What’s really going on with inflation?  What part of this is pandemic and post-pandemic driven and related to supply chain disruption, and what part of this is rent-seeking and profit-taking by business?  It’s hard to sort out, but it makes sense to keep your trigger finger steady, because the answers aren’t simple or clear.

One thing that is clear is the domino effect of oil and energy prices rising.  The impact charts directly into the increase of some food prices like milk and butter-based products, where farmers reacting to rising transport costs slaughter more cows to keep from shipping.  Estimates are that 100,000 milk cows were lost, which means, yes, you got it, less milk and a jump in milk and butter prices, according to the Wall Street Journal’s evaluation of the “true costs of inflation.”  If prices at the pump drop, that will send waves down the supply chain, reducing some of the price spikes that weren’t just profit-taking.

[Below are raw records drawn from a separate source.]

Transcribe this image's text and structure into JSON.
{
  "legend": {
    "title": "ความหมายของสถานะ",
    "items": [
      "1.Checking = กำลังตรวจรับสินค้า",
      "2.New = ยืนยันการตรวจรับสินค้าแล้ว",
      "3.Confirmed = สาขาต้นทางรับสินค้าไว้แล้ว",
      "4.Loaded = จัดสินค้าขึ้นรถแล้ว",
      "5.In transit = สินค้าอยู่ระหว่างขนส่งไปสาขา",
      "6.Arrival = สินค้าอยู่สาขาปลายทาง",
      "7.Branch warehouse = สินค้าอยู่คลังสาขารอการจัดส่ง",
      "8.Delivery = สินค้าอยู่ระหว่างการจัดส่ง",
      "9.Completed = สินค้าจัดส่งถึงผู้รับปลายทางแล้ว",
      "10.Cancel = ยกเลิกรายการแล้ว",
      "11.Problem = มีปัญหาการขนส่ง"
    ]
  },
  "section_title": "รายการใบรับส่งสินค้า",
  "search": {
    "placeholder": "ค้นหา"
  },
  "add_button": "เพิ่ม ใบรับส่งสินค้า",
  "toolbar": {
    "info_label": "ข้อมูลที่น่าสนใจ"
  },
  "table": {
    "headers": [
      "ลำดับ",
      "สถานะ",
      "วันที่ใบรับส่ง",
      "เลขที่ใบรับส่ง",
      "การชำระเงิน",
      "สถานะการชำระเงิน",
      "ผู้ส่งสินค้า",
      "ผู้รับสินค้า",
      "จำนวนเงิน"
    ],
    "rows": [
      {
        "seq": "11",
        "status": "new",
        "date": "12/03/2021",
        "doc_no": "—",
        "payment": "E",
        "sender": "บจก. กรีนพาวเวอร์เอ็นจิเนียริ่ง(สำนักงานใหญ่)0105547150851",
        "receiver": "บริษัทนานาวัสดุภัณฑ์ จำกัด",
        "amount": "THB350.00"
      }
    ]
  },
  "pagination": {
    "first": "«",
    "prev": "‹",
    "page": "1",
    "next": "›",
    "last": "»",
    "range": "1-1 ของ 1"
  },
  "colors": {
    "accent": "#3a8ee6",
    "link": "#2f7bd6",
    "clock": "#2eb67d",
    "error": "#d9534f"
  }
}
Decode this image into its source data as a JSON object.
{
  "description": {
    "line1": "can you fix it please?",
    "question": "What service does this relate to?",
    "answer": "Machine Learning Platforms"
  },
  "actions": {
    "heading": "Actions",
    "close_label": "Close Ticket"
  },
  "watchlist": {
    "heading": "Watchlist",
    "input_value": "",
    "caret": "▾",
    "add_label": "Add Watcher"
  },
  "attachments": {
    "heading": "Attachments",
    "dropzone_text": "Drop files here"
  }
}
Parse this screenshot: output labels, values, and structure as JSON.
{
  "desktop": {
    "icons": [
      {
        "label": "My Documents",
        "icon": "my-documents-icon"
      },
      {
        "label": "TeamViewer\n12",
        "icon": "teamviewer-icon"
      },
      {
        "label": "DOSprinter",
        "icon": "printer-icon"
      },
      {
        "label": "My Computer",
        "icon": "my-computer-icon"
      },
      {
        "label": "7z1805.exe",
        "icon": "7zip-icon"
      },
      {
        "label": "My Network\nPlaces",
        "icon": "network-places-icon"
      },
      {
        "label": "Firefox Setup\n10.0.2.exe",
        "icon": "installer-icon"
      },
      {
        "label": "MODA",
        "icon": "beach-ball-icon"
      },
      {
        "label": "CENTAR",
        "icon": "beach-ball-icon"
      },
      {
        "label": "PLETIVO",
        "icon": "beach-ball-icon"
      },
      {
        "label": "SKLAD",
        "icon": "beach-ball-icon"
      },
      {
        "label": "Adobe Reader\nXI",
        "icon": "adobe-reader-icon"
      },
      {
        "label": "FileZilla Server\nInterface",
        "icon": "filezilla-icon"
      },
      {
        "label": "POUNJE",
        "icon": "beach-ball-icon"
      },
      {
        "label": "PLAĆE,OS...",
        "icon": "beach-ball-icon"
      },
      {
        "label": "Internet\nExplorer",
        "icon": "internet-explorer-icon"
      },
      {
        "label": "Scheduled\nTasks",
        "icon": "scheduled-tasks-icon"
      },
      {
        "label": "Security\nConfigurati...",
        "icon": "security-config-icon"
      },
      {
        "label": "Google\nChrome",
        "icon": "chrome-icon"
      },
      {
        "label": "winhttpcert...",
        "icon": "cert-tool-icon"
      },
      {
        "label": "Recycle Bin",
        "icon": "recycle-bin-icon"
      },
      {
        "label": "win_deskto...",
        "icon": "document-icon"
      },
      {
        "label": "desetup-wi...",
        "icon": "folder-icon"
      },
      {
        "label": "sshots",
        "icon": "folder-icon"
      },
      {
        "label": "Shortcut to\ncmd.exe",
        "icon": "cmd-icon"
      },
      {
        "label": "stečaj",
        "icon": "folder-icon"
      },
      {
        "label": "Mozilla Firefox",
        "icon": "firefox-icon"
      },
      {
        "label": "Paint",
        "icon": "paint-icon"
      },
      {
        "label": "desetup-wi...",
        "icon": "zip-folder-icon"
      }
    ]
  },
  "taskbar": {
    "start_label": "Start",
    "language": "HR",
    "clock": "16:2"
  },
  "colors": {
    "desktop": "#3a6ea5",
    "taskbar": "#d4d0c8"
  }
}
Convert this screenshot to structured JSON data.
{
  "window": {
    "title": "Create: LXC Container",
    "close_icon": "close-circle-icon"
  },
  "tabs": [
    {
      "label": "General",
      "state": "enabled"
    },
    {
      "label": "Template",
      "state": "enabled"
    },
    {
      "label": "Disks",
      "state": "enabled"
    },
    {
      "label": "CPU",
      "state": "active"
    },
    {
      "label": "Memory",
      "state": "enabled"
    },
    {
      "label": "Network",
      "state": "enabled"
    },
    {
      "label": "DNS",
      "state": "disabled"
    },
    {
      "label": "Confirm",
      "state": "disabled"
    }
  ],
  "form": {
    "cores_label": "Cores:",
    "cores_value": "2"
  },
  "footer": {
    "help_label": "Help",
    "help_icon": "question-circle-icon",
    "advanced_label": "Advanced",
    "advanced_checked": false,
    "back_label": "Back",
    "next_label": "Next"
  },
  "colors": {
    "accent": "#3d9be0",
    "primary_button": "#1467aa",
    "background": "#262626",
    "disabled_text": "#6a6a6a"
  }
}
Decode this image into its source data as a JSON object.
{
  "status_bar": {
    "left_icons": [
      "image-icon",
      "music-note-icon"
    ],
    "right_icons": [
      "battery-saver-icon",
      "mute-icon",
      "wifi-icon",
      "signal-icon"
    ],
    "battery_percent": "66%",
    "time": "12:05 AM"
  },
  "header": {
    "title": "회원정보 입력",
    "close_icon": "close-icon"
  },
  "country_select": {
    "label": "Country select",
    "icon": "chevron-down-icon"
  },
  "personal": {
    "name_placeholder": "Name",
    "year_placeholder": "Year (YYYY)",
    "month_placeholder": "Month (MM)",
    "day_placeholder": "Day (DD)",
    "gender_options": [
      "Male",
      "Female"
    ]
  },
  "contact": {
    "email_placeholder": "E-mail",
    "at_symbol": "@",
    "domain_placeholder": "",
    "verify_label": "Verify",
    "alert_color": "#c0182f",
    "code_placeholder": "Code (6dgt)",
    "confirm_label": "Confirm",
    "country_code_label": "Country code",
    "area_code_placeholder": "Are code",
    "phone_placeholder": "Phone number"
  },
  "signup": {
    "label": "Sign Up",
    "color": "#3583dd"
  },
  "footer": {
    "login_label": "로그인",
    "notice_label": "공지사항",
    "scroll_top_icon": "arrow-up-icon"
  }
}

It’s also pretty clear that the pandemic was a head scratcher for the big boys, and they made a lot of mistakes.  In the classic supply-and-demand equations, they were guessing wildly, just like the rest of us, about when this would end, and what it all really meant.  People were home, so they bought fewer cars, and when they started buying and renting again, the stock wasn’t there, and the prices soared.  When folks were at home they bought new computers, TVs, and other tech, so prices there have now dropped due to oversupply since people are increasingly back at work.  Numerous reports indicate that Walmart, Target, Gap, and other huge retailers over-ordered and are diverting some shipments now that are hitting the ports on the coasts directly to discounters, because they don’t have the warehouse space for the excess.

Consumers invariably pay the price for corporate errors.  Wall Street is already betting that interest rates will drop next year, and that looks like a safe wager.  It’s also a pretty sure thing that once corporations move the price of goods up, in many areas they will take their sweet time bringing them back down, if they don’t have to do so.  Inflation may not be here to stay, but the cost of some goods and services might be more permanent than we might like, if they can get away with it.  Not that this will make anyone happy, but it’s worth a lot of caution before assigning blame to politicians, if they are simply the straw man for the CEOs who are really pulling the strings on pricing.